[[ Information supplied, beginning ]]

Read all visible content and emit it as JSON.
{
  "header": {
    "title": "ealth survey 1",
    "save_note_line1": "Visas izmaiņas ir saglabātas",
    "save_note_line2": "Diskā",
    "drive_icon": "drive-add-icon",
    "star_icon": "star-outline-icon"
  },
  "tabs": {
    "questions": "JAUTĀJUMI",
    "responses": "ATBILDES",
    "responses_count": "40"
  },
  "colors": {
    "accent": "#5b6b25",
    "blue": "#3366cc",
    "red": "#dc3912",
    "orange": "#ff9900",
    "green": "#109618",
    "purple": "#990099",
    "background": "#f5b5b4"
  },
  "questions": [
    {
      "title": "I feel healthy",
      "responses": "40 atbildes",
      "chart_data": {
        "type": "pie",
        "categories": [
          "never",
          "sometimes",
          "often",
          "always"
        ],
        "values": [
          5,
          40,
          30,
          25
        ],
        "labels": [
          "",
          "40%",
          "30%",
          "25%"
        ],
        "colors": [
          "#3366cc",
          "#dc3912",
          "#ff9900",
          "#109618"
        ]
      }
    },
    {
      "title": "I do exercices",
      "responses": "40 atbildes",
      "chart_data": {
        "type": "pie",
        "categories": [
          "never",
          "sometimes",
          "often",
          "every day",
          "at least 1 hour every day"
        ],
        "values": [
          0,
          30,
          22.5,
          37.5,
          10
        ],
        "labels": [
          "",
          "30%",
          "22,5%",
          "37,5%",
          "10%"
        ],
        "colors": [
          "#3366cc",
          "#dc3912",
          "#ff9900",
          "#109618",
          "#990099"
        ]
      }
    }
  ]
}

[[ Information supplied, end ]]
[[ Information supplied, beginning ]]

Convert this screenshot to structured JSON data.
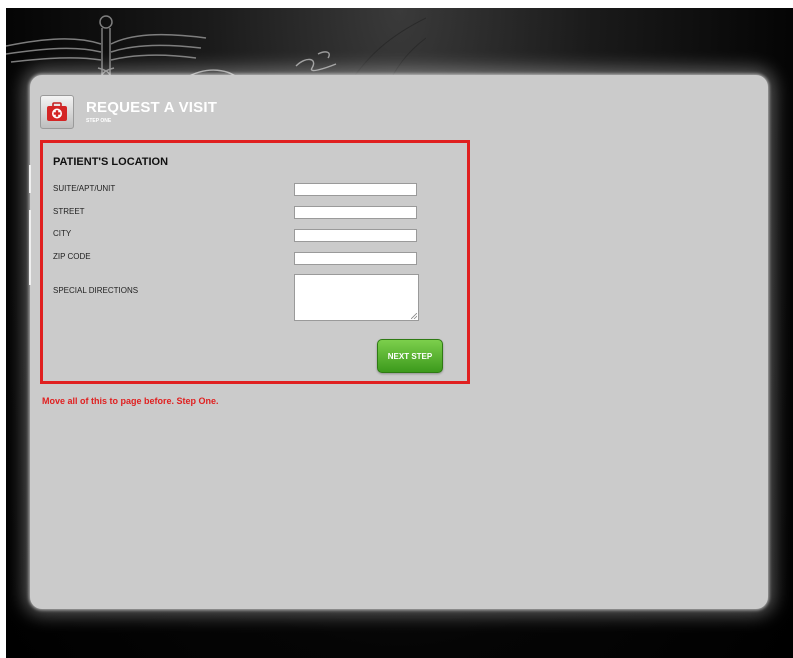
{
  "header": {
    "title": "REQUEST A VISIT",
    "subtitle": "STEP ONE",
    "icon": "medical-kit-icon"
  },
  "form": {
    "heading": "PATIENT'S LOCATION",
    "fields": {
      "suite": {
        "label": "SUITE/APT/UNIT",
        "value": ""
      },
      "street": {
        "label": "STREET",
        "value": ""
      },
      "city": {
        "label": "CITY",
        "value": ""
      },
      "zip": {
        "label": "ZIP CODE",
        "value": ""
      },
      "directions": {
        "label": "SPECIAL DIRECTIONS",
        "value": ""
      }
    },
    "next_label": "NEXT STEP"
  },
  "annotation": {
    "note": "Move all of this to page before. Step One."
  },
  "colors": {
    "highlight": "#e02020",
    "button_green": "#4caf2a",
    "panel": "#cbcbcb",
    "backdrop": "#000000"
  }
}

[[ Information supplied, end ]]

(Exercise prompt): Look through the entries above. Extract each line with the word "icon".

(Answer space):
    "drive_icon": "drive-add-icon",
    "star_icon": "star-outline-icon"
    "icon": "medical-kit-icon"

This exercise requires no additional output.